The records below are to be reproduced word for word.

Data about app and page elements
+ + + + + + +

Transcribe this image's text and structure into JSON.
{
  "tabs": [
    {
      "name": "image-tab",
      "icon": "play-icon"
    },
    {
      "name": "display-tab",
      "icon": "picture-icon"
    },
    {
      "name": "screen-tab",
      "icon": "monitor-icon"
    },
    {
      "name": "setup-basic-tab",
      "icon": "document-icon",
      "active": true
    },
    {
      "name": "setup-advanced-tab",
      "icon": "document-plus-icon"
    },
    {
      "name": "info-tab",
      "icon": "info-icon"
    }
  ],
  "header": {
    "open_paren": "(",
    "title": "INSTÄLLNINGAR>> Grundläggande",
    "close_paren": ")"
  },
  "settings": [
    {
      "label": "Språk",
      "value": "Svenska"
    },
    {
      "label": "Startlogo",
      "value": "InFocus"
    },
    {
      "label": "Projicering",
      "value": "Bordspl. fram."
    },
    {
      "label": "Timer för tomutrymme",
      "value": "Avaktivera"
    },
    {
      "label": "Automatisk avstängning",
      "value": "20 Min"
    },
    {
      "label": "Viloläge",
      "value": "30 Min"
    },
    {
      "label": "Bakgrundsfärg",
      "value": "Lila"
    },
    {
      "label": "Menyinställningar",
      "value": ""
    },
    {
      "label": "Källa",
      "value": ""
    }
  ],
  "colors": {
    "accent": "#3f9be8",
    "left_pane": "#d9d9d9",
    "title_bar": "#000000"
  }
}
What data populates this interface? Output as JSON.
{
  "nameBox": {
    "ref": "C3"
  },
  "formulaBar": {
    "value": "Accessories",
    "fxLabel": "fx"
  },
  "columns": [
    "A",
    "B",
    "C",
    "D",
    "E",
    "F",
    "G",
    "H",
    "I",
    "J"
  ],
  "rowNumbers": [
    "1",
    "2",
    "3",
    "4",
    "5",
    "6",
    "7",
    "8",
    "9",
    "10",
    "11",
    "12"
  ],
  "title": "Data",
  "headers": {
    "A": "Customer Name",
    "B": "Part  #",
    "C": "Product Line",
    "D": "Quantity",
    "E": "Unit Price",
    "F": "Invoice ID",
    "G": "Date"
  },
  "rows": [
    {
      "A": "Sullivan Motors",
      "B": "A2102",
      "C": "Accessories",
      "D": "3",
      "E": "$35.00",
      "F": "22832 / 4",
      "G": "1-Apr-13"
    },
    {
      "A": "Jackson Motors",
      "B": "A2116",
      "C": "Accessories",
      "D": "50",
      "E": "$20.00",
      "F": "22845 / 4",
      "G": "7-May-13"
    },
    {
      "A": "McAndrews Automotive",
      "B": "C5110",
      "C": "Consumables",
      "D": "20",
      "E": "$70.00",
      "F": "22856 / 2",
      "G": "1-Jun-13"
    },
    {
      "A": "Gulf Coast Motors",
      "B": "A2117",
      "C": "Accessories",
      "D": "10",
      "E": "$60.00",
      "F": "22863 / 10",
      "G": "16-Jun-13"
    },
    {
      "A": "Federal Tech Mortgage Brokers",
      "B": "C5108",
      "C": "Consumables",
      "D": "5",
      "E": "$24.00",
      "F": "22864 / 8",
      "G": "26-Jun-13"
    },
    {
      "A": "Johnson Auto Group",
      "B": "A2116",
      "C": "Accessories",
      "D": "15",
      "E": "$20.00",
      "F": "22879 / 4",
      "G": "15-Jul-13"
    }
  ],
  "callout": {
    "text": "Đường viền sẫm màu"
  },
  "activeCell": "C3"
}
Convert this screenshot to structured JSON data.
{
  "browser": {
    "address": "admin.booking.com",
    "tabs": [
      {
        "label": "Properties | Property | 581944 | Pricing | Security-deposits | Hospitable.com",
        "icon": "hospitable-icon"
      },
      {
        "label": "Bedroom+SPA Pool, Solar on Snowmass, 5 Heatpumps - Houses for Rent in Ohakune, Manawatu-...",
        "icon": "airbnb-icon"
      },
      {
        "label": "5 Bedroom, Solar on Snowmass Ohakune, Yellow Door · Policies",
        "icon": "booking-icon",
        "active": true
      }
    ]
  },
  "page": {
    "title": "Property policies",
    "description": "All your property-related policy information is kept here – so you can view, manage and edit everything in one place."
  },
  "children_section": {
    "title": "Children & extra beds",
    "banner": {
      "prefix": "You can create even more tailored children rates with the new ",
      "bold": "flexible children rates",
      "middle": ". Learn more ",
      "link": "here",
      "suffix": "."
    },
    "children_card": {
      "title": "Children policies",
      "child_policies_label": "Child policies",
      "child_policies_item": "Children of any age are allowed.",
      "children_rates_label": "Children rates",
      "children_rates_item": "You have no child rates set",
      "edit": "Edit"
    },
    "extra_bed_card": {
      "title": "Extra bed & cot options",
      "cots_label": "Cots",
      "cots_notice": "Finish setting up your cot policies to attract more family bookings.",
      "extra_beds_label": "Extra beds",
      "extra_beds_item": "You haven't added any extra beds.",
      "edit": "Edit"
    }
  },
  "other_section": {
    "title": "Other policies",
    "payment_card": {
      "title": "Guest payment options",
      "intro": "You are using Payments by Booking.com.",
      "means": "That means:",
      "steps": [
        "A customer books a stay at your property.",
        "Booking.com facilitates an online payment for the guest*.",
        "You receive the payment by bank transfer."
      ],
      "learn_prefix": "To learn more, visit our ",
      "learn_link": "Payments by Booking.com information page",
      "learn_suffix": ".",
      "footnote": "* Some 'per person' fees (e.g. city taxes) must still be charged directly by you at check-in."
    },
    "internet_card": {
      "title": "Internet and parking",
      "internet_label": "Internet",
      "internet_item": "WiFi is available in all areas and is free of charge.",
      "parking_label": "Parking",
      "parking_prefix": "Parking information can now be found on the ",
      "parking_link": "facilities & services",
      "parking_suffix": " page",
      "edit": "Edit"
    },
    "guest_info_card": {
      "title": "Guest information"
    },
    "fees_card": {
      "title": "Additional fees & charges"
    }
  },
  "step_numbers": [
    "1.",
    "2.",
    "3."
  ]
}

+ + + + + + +

▶ [Reply to the exercise]:
Transcribe this image's text and structure into JSON.
{
  "tabs": [
    {
      "name": "image-tab",
      "icon": "play-icon"
    },
    {
      "name": "display-tab",
      "icon": "picture-icon"
    },
    {
      "name": "screen-tab",
      "icon": "monitor-icon"
    },
    {
      "name": "setup-basic-tab",
      "icon": "document-icon",
      "active": true
    },
    {
      "name": "setup-advanced-tab",
      "icon": "document-plus-icon"
    },
    {
      "name": "info-tab",
      "icon": "info-icon"
    }
  ],
  "header": {
    "open_paren": "(",
    "title": "INSTÄLLNINGAR>> Grundläggande",
    "close_paren": ")"
  },
  "settings": [
    {
      "label": "Språk",
      "value": "Svenska"
    },
    {
      "label": "Startlogo",
      "value": "InFocus"
    },
    {
      "label": "Projicering",
      "value": "Bordspl. fram."
    },
    {
      "label": "Timer för tomutrymme",
      "value": "Avaktivera"
    },
    {
      "label": "Automatisk avstängning",
      "value": "20 Min"
    },
    {
      "label": "Viloläge",
      "value": "30 Min"
    },
    {
      "label": "Bakgrundsfärg",
      "value": "Lila"
    },
    {
      "label": "Menyinställningar",
      "value": ""
    },
    {
      "label": "Källa",
      "value": ""
    }
  ],
  "colors": {
    "accent": "#3f9be8",
    "left_pane": "#d9d9d9",
    "title_bar": "#000000"
  }
}
What data populates this interface? Output as JSON.
{
  "nameBox": {
    "ref": "C3"
  },
  "formulaBar": {
    "value": "Accessories",
    "fxLabel": "fx"
  },
  "columns": [
    "A",
    "B",
    "C",
    "D",
    "E",
    "F",
    "G",
    "H",
    "I",
    "J"
  ],
  "rowNumbers": [
    "1",
    "2",
    "3",
    "4",
    "5",
    "6",
    "7",
    "8",
    "9",
    "10",
    "11",
    "12"
  ],
  "title": "Data",
  "headers": {
    "A": "Customer Name",
    "B": "Part  #",
    "C": "Product Line",
    "D": "Quantity",
    "E": "Unit Price",
    "F": "Invoice ID",
    "G": "Date"
  },
  "rows": [
    {
      "A": "Sullivan Motors",
      "B": "A2102",
      "C": "Accessories",
      "D": "3",
      "E": "$35.00",
      "F": "22832 / 4",
      "G": "1-Apr-13"
    },
    {
      "A": "Jackson Motors",
      "B": "A2116",
      "C": "Accessories",
      "D": "50",
      "E": "$20.00",
      "F": "22845 / 4",
      "G": "7-May-13"
    },
    {
      "A": "McAndrews Automotive",
      "B": "C5110",
      "C": "Consumables",
      "D": "20",
      "E": "$70.00",
      "F": "22856 / 2",
      "G": "1-Jun-13"
    },
    {
      "A": "Gulf Coast Motors",
      "B": "A2117",
      "C": "Accessories",
      "D": "10",
      "E": "$60.00",
      "F": "22863 / 10",
      "G": "16-Jun-13"
    },
    {
      "A": "Federal Tech Mortgage Brokers",
      "B": "C5108",
      "C": "Consumables",
      "D": "5",
      "E": "$24.00",
      "F": "22864 / 8",
      "G": "26-Jun-13"
    },
    {
      "A": "Johnson Auto Group",
      "B": "A2116",
      "C": "Accessories",
      "D": "15",
      "E": "$20.00",
      "F": "22879 / 4",
      "G": "15-Jul-13"
    }
  ],
  "callout": {
    "text": "Đường viền sẫm màu"
  },
  "activeCell": "C3"
}
Convert this screenshot to structured JSON data.
{
  "browser": {
    "address": "admin.booking.com",
    "tabs": [
      {
        "label": "Properties | Property | 581944 | Pricing | Security-deposits | Hospitable.com",
        "icon": "hospitable-icon"
      },
      {
        "label": "Bedroom+SPA Pool, Solar on Snowmass, 5 Heatpumps - Houses for Rent in Ohakune, Manawatu-...",
        "icon": "airbnb-icon"
      },
      {
        "label": "5 Bedroom, Solar on Snowmass Ohakune, Yellow Door · Policies",
        "icon": "booking-icon",
        "active": true
      }
    ]
  },
  "page": {
    "title": "Property policies",
    "description": "All your property-related policy information is kept here – so you can view, manage and edit everything in one place."
  },
  "children_section": {
    "title": "Children & extra beds",
    "banner": {
      "prefix": "You can create even more tailored children rates with the new ",
      "bold": "flexible children rates",
      "middle": ". Learn more ",
      "link": "here",
      "suffix": "."
    },
    "children_card": {
      "title": "Children policies",
      "child_policies_label": "Child policies",
      "child_policies_item": "Children of any age are allowed.",
      "children_rates_label": "Children rates",
      "children_rates_item": "You have no child rates set",
      "edit": "Edit"
    },
    "extra_bed_card": {
      "title": "Extra bed & cot options",
      "cots_label": "Cots",
      "cots_notice": "Finish setting up your cot policies to attract more family bookings.",
      "extra_beds_label": "Extra beds",
      "extra_beds_item": "You haven't added any extra beds.",
      "edit": "Edit"
    }
  },
  "other_section": {
    "title": "Other policies",
    "payment_card": {
      "title": "Guest payment options",
      "intro": "You are using Payments by Booking.com.",
      "means": "That means:",
      "steps": [
        "A customer books a stay at your property.",
        "Booking.com facilitates an online payment for the guest*.",
        "You receive the payment by bank transfer."
      ],
      "learn_prefix": "To learn more, visit our ",
      "learn_link": "Payments by Booking.com information page",
      "learn_suffix": ".",
      "footnote": "* Some 'per person' fees (e.g. city taxes) must still be charged directly by you at check-in."
    },
    "internet_card": {
      "title": "Internet and parking",
      "internet_label": "Internet",
      "internet_item": "WiFi is available in all areas and is free of charge.",
      "parking_label": "Parking",
      "parking_prefix": "Parking information can now be found on the ",
      "parking_link": "facilities & services",
      "parking_suffix": " page",
      "edit": "Edit"
    },
    "guest_info_card": {
      "title": "Guest information"
    },
    "fees_card": {
      "title": "Additional fees & charges"
    }
  },
  "step_numbers": [
    "1.",
    "2.",
    "3."
  ]
}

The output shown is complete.